One on One with Jabian's Brian Betkowski

Jabian Consulting recently completed a survey of 159 North American M&A professionals to gain insight into the stumbling blocks as well as paths to success to completing the merger and acquisition process effectively. The survey results painted an interesting picture about self-perception; when asked to assess their performance in key areas like planning, cultural integration and HR planning, everyone surveyed ranked themselves way better than they said everyone else was doing. Brian Betkowski, co-founder and partner at Jabian, sat down with Consulting to discuss the survey’s findings and the ironic disconnect that sometimes exists between what needs to get done and how to get there.

Consulting: What were you looking for with this survey?

Betkowski: We were trying to take a bit of a unique perspective; trying to get people to articulate what works and what doesn’t. Not only hands down did everybody we surveyed say culture and communications was the most important aspect to success, they also said that’s where they spend the least amount of time in due diligence.
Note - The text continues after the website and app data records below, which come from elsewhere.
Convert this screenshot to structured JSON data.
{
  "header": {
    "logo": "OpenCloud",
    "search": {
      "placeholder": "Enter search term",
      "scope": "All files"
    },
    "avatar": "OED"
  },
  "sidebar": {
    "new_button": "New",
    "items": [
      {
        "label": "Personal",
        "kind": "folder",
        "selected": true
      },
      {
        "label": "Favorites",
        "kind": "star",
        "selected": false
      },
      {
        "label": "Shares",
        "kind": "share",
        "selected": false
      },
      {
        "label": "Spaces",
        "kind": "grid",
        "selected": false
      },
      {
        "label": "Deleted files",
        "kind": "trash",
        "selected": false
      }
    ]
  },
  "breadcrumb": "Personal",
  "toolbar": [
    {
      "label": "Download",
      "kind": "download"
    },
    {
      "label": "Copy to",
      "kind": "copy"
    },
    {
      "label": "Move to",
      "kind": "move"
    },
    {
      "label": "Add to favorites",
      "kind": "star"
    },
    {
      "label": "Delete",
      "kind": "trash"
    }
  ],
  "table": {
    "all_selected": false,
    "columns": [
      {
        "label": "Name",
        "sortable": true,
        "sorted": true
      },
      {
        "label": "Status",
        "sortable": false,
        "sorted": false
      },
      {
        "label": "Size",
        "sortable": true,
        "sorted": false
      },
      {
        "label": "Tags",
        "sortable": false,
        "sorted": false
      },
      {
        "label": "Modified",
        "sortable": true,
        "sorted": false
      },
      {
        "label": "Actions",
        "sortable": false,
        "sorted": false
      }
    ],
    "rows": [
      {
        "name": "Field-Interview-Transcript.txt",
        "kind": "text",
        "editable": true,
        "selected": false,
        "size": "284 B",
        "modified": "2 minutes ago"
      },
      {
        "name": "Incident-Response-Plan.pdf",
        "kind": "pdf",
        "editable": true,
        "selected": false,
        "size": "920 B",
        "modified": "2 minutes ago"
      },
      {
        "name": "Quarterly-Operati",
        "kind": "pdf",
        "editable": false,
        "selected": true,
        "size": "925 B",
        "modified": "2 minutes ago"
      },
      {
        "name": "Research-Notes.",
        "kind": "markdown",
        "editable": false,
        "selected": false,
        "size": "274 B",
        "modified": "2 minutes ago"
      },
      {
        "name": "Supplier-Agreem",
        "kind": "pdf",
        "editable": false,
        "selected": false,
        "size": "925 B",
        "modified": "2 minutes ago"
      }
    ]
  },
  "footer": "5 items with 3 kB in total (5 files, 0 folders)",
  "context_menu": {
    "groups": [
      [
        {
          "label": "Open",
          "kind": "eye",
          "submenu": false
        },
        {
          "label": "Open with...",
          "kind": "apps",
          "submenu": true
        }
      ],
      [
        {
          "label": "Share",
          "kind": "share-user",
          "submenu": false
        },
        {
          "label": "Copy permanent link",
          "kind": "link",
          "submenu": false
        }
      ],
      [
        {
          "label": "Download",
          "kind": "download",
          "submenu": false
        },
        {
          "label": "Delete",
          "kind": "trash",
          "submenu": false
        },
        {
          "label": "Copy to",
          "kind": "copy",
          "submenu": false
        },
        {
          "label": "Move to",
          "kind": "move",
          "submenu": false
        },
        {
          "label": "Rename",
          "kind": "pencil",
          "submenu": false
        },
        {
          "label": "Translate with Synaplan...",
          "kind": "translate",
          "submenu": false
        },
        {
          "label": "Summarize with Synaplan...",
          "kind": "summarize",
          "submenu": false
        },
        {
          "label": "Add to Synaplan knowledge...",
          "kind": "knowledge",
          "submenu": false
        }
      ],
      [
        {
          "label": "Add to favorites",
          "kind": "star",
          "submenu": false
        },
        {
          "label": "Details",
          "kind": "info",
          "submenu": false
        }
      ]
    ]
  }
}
They also said, ironically, it was where they’re investing the least even going forward post- merger and integration.

M&A is a fuzzy topic, and it’s hard to actually pin money to it. You can print a spreadsheet for almost anything tangible, and even some of the intangibles around business, but for some reason it’s really hard to determine that they are going to invest in it and be sure it will return an investment. They all said that’s the most important thing, yet they all have a hard time investing in it. That could come down to having a financial view of the world versus an operational outcome view. Sometimes the groups involved are more focused on getting the deal done as opposed to the groups doing the implementation who are focused on actually making it work and the people. We had a client tell us that during due diligence the people are like lines on a spreadsheet. Then after the deal is done they’re actual people and you need to actually figure out how to talk to them and deal with them as human beings.

Consulting: What are some of the big pitfalls to avoid?

Betkowski: Part of the survey was built around this concept of what we call the “M&A Rollercoaster.” We have 11 traps between due diligence through after the merger. One of the biggest traps is the hand-off between the due diligence team and the integration team, which is quite often a different team. There are ways to do that right. We had survey respondents rank the kind of information they communicate when handing off a due diligence to the integration team. What they ranked last was the decision making framework; when the team actually has to get into the trenches and make decisions they have a really hard time translating the reasons why you bought the company to how you should make those decisions.

Consulting: Important factors to ensuring a successful M&A process?

Betkowski: Communication on lots of different levels. When people say communication they forget one of the most important aspects of communicating is listening. When it comes to mergers and acquisitions, quite often people say they need to announce it and tell what it’s going to be. We found that really listening to people and letting them voice their concerns and opinions, having people involved in the decision making and having representation from different levels of the organization involved in working teams so people think they have a voice—that dual-sided communication is so important.

We call our offering the value and integration management office, not just the integration management office, which is what most people call their post-merger and integration stuff. We found during due diligence, people had a laser focus on valuation. And during the post-merger integration process when you bring the companies together, you lose a little bit of focus on the “why.” I would say really focusing on measuring, truly measuring all the dimensions of what success really means during the integration and tying that back to the reasons why you bought the company.

Consulting: What are some of the big drivers for all the M&A activity we’ve been seeing?

Betkowski: Valuations are really starting to get high. You could say this whole thing is feeding itself, so demand drives pricing but also supply. There are a lot of companies in the market paying big money for innovation, which is driving more innovation. It’s not like when M&A started to come back after the downturn where people were picking off deals; valuations were so low early on, people were selling because they had to not because they wanted to. And that’s really changed.

Consulting: What was the most surprising finding?

Betkowski: When you do surveys and have people rank things, what ends up being first and last is usually all the way at the extremes. It was just so interesting that by far the absolute most important thing (culture and communication) was by far the number one thing they ranked that they do the least. And it was absolutely at the bottom of the list of things they want to invest in and stuff that they do during due diligence. Rarely do you do a survey where the findings are that clear. And it wasn’t like we set up this survey to show how human capital is the most important part—so it was really interesting that it came out so clear.